§ **Task**
Find every line in the records below that holds the word "pattern", and copy it out.

++++++++++++++++++++

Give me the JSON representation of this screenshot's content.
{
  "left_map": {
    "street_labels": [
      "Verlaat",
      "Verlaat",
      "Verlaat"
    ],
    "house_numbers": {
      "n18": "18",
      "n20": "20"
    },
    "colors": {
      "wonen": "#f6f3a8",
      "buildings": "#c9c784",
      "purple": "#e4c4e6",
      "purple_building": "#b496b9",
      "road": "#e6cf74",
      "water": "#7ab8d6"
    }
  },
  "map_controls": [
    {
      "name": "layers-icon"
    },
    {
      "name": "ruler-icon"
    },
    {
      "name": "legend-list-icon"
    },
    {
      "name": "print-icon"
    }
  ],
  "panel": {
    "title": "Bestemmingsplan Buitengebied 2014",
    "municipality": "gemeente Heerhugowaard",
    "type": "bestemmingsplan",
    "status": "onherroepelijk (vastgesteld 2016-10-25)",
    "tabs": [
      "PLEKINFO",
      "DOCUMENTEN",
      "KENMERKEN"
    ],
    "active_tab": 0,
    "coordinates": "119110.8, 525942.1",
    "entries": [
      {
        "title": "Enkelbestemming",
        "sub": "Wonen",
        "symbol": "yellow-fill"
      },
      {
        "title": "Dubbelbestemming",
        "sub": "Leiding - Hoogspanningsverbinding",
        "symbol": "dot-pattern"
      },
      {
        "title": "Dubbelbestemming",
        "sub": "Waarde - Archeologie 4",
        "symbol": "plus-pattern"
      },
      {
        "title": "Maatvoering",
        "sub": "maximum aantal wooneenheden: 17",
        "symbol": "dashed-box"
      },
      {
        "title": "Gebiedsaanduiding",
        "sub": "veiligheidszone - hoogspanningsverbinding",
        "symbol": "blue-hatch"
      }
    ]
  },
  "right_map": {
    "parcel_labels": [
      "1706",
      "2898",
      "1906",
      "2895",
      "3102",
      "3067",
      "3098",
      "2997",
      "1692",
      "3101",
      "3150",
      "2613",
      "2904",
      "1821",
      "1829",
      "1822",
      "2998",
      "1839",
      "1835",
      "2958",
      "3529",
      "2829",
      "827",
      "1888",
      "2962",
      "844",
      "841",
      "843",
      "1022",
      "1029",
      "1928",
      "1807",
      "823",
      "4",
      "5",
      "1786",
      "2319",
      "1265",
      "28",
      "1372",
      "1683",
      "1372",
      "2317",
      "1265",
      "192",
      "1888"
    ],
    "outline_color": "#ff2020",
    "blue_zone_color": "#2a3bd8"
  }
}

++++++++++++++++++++

§ **Task output**
        "symbol": "dot-pattern"
        "symbol": "plus-pattern"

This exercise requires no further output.